Hi Lo BBQ / Lazy Bear

The 1800 SF restaurant interior was inspired by the unique cathedral-like space of the original 1900 building. Previously housing a Filipino-American Hall, we exposed the roof’s wood framing , and chose materials to achieve a raw-modern-warm style that echoed Hi Lo Chef  Scott Youkilis’ sophisticated global take on rustic barbeque.

The rich material palette features charred cedar plank siding (aka “Shou Sugi Ban”, an ancient Japanese wood preservation technique, and a visual metaphor for BBQ), hand plastered walls , salvaged tin, rustic/industrial recycled gas cap pendant lights,  and communal white oak tables with salvaged 10″ square douglas fir beams as bases. These highly textural elements contrast with the mezzanine’s sleek glass railing and custom amber glass apothecary bottle chandelier, designed by the architects, with 1100 amber apothecary bottles sourced from San Francisco’s own ScrapSF.

A year after opening, the owners of Lazy Bear, approached Hi Lo, offering to purchase the renovated restaurant space. We, along with  Colling Design/Build, Small Batch Creative, and the clients, kept the strongest design elements of the former Hi Lo space and added key Lazy Bear camp/scout/lodge elements, mixed with a mid-century vibe. The POS counter was removed to foster the interactive, creative epicurean  philosophy. The upstairs mezzanine was reimagined as a living room/ pre-dinner lounge space. Hosting  two “dinner party” seatings each night,  table layout is simplified with  2 large communal tables in the middle of the dining room.

Project Description

Charred Cedar Walls and a 7000 lb smoker meet in a globally-influenced BBQ joint.

The 1800 SF restaurant interior was inspired by the unique cathedral-like space of the original 1900 building. Previously housing a Filipino-American Hall, we exposed the roof’s wood framing , and chose materials to achieve a raw-modern-warm style that echoed Hi Lo Chef  Scott Youkilis’ sophisticated global take on rustic barbeque.

The rich material palette features charred cedar plank siding (aka “Shou Sugi Ban”, an ancient Japanese wood preservation technique, and a visual metaphor for BBQ), hand plastered walls , salvaged tin, rustic/industrial recycled gas cap pendant lights,  and communal white oak tables with salvaged 10″ square douglas fir beams as bases. These highly textural elements contrast with the mezzanine’s sleek glass railing and custom amber glass apothecary bottle chandelier, designed by the architects, with 1100 amber apothecary bottles sourced from San Francisco’s own ScrapSF.

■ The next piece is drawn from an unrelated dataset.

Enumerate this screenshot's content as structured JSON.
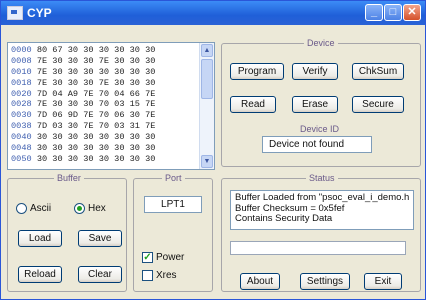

A year after opening, the owners of Lazy Bear, approached Hi Lo, offering to purchase the renovated restaurant space. We, along with  Colling Design/Build, Small Batch Creative, and the clients, kept the strongest design elements of the former Hi Lo space and added key Lazy Bear camp/scout/lodge elements, mixed with a mid-century vibe. The POS counter was removed to foster the interactive, creative epicurean  philosophy. The upstairs mezzanine was reimagined as a living room/ pre-dinner lounge space. Hosting  two “dinner party” seatings each night,  table layout is simplified with  2 large communal tables in the middle of the dining room.

Project Details

CLIENT: Hi Lo BBQ
CONTRACTOR: S4S Construction
GENERAL CONTRACTOR: S4S Construction
FOOD SERVICE: KRBS
SHELL ARCHITECT: Adamson Molina
PHOTOGRAPHER: Eurydice Galka
PRESS
SF Weekly
The walls are lined with burnt and shellacked cedar for a visually striking smokehouse vibe, and the high-vaulted ceilings and windows give the room an airy, cathedral-like atmosphere.
Serious Eats
The space leads to a convivial atmosphere—the sleek, high-ceilinged restaurant evokes a funky, minimalist barn, with an upstairs mezzanine and warm wood communal tables to ensure maximum space to chow down.
SF Eater
The Atmosphere News: Yelper Yea A. likes that the "casual yet chic atmosphere" is "good for dining alone, in groups, or even for a date."
LOCATION